Monday, December 24, 2007

Evaluating Our Traditions

"You have a fine way of rejecting the commandment of God in order to establish your tradition!" -- Mark 7:9

I'm not sure why this passage of Scripture seems to speak to me so clearly every time I read it. I have blogged on this passage previously, but I wanted to address it again in light of my recent post on alcohol.

This statement from Jesus really challenges me to evaluate every tradition in light of Scripture. From the type of music we use in church to the translation of the Bible we use to the constitutions and covenants that govern our corporate convictions, I want everything to be governed by divine revelation. We must be subject to God's Word! How can we expect to please God when we reject his commandments in order to establish our own traditions?

What about our traditions like Christmas and Easter? Why do we celebrate these things? Do we celebrate because we enjoy it, or do we celebrate because we enjoy God and want to honor the name of Christ? Do we hold convictions against certain practices simply because we were taught to do so?

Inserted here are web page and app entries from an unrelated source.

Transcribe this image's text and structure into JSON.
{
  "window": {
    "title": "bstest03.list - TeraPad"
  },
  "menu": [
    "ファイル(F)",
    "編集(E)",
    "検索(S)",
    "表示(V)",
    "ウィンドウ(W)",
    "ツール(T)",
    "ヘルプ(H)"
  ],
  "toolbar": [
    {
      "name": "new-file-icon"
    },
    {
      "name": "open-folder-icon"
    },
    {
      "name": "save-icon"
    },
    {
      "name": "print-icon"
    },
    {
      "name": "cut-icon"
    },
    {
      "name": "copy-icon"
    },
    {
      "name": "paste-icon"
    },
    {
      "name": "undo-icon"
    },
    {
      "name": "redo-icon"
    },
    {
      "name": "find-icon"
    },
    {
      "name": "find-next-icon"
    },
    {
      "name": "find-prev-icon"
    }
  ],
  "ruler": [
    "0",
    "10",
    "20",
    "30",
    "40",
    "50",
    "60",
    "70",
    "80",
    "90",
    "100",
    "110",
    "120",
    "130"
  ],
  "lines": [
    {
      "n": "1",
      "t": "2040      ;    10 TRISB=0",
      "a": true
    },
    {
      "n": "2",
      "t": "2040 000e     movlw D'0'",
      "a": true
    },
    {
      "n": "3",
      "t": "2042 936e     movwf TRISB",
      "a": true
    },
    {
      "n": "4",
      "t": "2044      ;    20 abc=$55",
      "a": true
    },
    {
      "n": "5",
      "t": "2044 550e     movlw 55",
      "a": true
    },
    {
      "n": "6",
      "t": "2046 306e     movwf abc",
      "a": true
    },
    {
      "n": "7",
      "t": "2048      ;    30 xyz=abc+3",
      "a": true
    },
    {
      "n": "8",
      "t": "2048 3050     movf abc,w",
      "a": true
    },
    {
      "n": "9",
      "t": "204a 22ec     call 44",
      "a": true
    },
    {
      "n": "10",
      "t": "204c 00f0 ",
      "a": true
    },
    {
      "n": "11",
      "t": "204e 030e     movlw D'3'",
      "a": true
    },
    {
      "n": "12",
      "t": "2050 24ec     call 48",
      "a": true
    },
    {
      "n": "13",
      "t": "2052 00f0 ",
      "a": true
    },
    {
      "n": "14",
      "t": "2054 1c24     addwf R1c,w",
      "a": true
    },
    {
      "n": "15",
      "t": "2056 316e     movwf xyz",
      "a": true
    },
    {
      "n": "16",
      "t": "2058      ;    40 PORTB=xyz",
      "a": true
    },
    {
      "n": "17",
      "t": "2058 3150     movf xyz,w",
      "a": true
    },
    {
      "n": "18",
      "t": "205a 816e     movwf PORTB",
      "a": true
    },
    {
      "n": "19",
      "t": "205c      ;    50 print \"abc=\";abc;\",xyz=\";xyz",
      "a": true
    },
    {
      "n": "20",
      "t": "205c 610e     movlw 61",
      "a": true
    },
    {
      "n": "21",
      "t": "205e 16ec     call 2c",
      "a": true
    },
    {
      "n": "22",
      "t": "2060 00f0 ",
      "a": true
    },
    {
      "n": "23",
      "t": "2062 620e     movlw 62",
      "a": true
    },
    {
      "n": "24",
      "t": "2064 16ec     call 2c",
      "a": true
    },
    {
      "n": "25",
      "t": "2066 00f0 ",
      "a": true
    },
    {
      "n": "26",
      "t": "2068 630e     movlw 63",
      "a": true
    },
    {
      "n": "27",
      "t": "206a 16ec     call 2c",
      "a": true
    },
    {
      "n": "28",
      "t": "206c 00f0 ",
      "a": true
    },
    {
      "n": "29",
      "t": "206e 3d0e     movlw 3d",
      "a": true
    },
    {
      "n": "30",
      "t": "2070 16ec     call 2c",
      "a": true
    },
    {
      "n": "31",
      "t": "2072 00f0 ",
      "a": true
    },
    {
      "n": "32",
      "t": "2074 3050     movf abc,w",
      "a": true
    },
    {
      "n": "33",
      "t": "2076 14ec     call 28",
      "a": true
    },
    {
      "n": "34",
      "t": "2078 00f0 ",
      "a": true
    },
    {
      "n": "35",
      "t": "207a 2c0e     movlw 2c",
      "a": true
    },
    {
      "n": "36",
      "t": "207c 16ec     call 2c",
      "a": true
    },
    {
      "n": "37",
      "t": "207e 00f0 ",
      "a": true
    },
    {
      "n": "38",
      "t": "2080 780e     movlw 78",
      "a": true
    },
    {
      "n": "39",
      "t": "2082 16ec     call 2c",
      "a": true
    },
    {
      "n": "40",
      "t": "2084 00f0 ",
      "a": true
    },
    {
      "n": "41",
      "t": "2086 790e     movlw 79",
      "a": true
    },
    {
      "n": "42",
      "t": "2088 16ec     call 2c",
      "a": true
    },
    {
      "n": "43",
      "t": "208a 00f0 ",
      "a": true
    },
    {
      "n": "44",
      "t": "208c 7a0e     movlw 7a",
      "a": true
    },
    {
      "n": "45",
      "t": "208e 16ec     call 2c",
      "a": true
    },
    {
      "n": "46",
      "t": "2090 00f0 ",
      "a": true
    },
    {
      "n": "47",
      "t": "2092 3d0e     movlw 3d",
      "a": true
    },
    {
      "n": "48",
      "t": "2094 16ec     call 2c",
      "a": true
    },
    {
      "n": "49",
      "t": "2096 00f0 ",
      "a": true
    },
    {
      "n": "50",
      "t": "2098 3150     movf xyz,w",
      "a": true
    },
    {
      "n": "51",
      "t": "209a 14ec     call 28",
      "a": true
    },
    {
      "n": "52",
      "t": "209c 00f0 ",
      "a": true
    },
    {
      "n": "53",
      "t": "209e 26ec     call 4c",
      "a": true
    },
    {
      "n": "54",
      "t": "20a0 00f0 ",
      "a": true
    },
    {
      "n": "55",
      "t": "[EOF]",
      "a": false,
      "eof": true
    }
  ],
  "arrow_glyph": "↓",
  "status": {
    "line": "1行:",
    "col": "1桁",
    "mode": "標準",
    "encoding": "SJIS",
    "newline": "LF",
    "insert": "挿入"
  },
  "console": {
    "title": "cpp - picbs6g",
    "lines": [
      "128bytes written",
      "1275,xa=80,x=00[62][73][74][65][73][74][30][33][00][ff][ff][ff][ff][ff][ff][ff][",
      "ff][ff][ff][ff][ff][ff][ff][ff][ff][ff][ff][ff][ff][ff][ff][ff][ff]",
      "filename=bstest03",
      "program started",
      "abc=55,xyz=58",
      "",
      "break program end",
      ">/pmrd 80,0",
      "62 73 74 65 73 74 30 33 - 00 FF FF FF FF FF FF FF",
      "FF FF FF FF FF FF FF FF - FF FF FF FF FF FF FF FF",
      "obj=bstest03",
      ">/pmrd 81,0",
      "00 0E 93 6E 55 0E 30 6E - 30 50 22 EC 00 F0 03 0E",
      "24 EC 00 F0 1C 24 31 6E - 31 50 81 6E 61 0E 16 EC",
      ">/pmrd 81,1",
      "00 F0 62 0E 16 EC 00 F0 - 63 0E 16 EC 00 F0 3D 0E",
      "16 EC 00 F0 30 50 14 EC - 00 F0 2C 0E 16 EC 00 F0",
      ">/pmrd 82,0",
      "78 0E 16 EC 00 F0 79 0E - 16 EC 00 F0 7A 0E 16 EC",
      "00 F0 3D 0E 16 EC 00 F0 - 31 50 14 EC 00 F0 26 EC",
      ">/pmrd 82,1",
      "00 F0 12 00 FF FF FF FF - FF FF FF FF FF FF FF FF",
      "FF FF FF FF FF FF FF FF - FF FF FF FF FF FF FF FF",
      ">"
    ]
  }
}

This evaluation of our traditions will require great effort. If we want to be biblical in every area of our lives, we must know our Bibles and we must apply God's Word to our lives. We must recognize the principles behind the biblical practices and seek to apply those same principles in our own traditions. We cannot expect to please God by doing whatever we want to do without thought to the reasons why we do them.

"There is a way that seems right to a man, but its end is the way to death." -- Proverbs 14:12

"Unless I am convicted by Scripture and plain reason--I do not accept the authority of popes and councils, for they have contradicted each other--my conscience is captive to the Word of God. I cannot and I will not recant anything, for to go against conscience is neither right nor safe. Here I stand, I cannot do otherwise. God help me." -- Martin Luther at the Diet of Worms, 1521

May our consciences, too, be captive to the Word of God!



Anonymous said...

Its interesting that a tradtion is only as good as the people practicing it. Jesus wasn't condeming every religious tradition or even the ceremonial washing of hands, but he was damning those who equate tradition with holiness. I think we see that today when we as Christians hold saying ''in Jesus' name'' at the end of every prayer, or a particular order of a church service as divine imperative. The world too holds her religious traditions very highly: going to church on Easter, lighting a candle in the cathedral, christenings. And we can see the absolute lack of any merit in these apart from saving faith, but still the world acts her role.

Brandon said...

Both christ-mass and Ishtar (easter) have their origin in pagan antiquity.